Secretary of State John Kerry
Secretary of State John KerryReuters

Secretary of State John Kerry said Wednesday he believes peace talks between Israel and the Palestinian Authority (PA) can be re-launched, AFP reports.

The comments came a day after Prime Minister Binyamin Netanyahu declared he was ready to resume direct talks with the Palestinians.

"I believe there is a chance and I think it is imperative we have not lost sight of that issue," Kerry said Wednesday in an interview with MSNBC.

Noting Netanyahu's comments in a meeting with a group of women from the Women Wage Peace activist group, Kerry voiced hope that there will be a way forward, but added, "Let's wait and see what happens. I think we have to get through the next weeks before we start talking about the rest of the agenda."

Through Kerry's efforts, the sides resumed direct talks in July 2013, but they broke down in April 2014.

France has recently sought to bring the sides back to the negotiating table, saying it was working on a possible resolution at the UN that would set negotiating parameters and establish a time period, possibly 18 months, to complete talks.

Minister Silvan Shalom, who was appointed by Netanyahu to be in charge of peace talks, recently called for the resumption of peace talks, but also noted that “it takes two to tango” and that the PA needs to also show willingness to resume talks.

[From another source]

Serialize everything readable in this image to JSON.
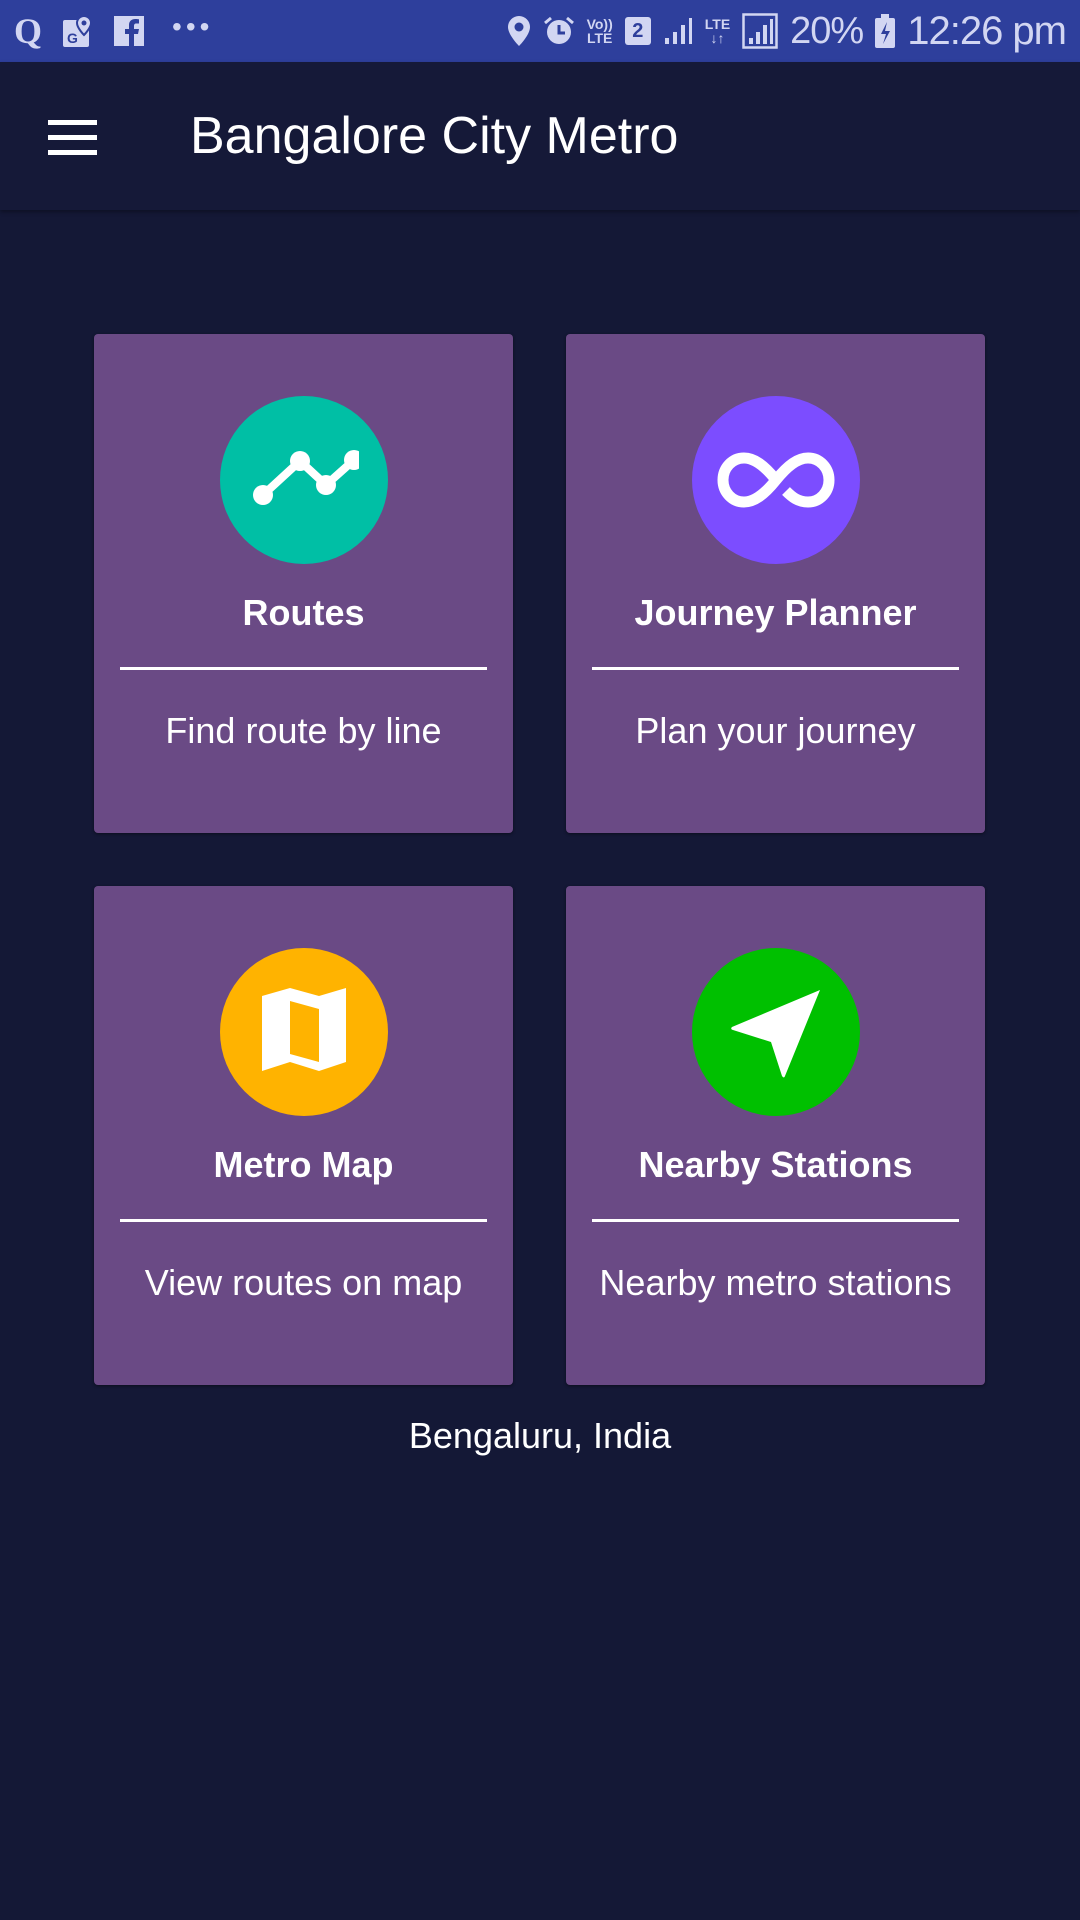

“We need to resume the negotiations with the Palestinians, even though we don’t see the light at the end of the tunnel,” he said at a conference of the Israeli Institute for National Security Studies in Tel Aviv, adding that Israel has publicly announced that it wants to resume the negotiations immediately but that "desire from both sides" is required to do so.

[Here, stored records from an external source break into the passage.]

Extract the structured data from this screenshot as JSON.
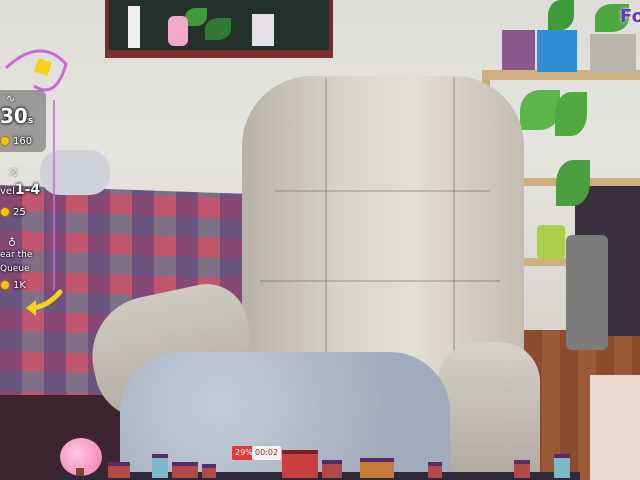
{
  "hud": {
    "timer_value": "30",
    "timer_unit": "s",
    "timer_coins": "160",
    "level_label": "vel",
    "level_value": "1-4",
    "level_coins": "25",
    "goal_line1": "ear the",
    "goal_line2": "Queue",
    "goal_coins": "1K"
  },
  "logo": {
    "text": "Fo"
  },
  "town": {
    "badge_percent": "29%",
    "badge_time": "00:02"
  },
  "colors": {
    "hud_accent": "#f5d318",
    "hud_frame": "#c86bd6",
    "logo": "#6a36c8"
  },
  "icons": {
    "timer": "wave-icon",
    "level": "shuffle-icon",
    "goal": "bottle-icon",
    "coin": "coin-icon"
  }
}
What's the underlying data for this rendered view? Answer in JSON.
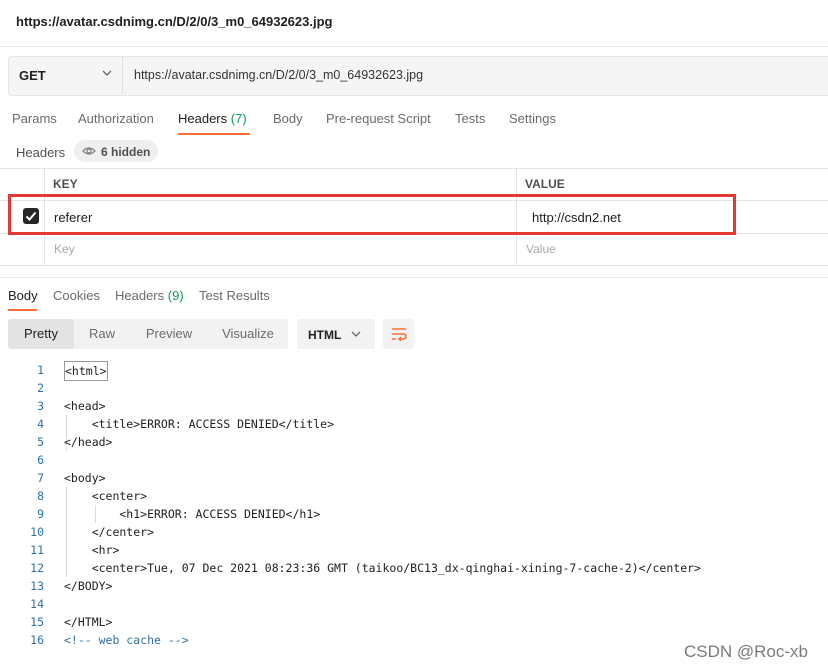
{
  "window": {
    "title": "https://avatar.csdnimg.cn/D/2/0/3_m0_64932623.jpg"
  },
  "request": {
    "method": "GET",
    "url": "https://avatar.csdnimg.cn/D/2/0/3_m0_64932623.jpg"
  },
  "request_tabs": [
    {
      "label": "Params"
    },
    {
      "label": "Authorization"
    },
    {
      "label": "Headers",
      "count": "(7)",
      "active": true
    },
    {
      "label": "Body"
    },
    {
      "label": "Pre-request Script"
    },
    {
      "label": "Tests"
    },
    {
      "label": "Settings"
    }
  ],
  "headers_section": {
    "label": "Headers",
    "hidden": "6 hidden",
    "columns": {
      "key": "KEY",
      "value": "VALUE"
    },
    "rows": [
      {
        "key": "referer",
        "value": "http://csdn2.net",
        "checked": true
      }
    ],
    "placeholder": {
      "key": "Key",
      "value": "Value"
    }
  },
  "response_tabs": [
    {
      "label": "Body",
      "active": true
    },
    {
      "label": "Cookies"
    },
    {
      "label": "Headers",
      "count": "(9)"
    },
    {
      "label": "Test Results"
    }
  ],
  "view_modes": [
    "Pretty",
    "Raw",
    "Preview",
    "Visualize"
  ],
  "active_view": "Pretty",
  "format": "HTML",
  "code_lines": [
    {
      "n": "1",
      "text": "<html>"
    },
    {
      "n": "2",
      "text": ""
    },
    {
      "n": "3",
      "text": "<head>"
    },
    {
      "n": "4",
      "text": "    <title>ERROR: ACCESS DENIED</title>"
    },
    {
      "n": "5",
      "text": "</head>"
    },
    {
      "n": "6",
      "text": ""
    },
    {
      "n": "7",
      "text": "<body>"
    },
    {
      "n": "8",
      "text": "    <center>"
    },
    {
      "n": "9",
      "text": "        <h1>ERROR: ACCESS DENIED</h1>"
    },
    {
      "n": "10",
      "text": "    </center>"
    },
    {
      "n": "11",
      "text": "    <hr>"
    },
    {
      "n": "12",
      "text": "    <center>Tue, 07 Dec 2021 08:23:36 GMT (taikoo/BC13_dx-qinghai-xining-7-cache-2)</center>"
    },
    {
      "n": "13",
      "text": "</BODY>"
    },
    {
      "n": "14",
      "text": ""
    },
    {
      "n": "15",
      "text": "</HTML>"
    },
    {
      "n": "16",
      "text": "<!-- web cache -->",
      "comment": true
    }
  ],
  "watermark": "CSDN @Roc-xb",
  "icons": {
    "method_dropdown": "chevron-down-icon",
    "hidden_toggle": "eye-icon",
    "checkbox": "checkmark-icon",
    "format_dropdown": "chevron-down-icon",
    "wrap": "wrap-lines-icon"
  },
  "colors": {
    "accent": "#ff6c37",
    "count_green": "#0f9d58",
    "highlight_box": "#e53935",
    "line_numbers": "#2f6fa8"
  }
}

While international pressure has been mounting on Israel to resume talks, it has been PA chairman Mahmoud Abbas who has continuously imposed preconditions on peace talks. He recently did so again, demanding that Israel stop construction in Judea and Samaria, release terrorist prisoners and hold talks for a period of no more than a year.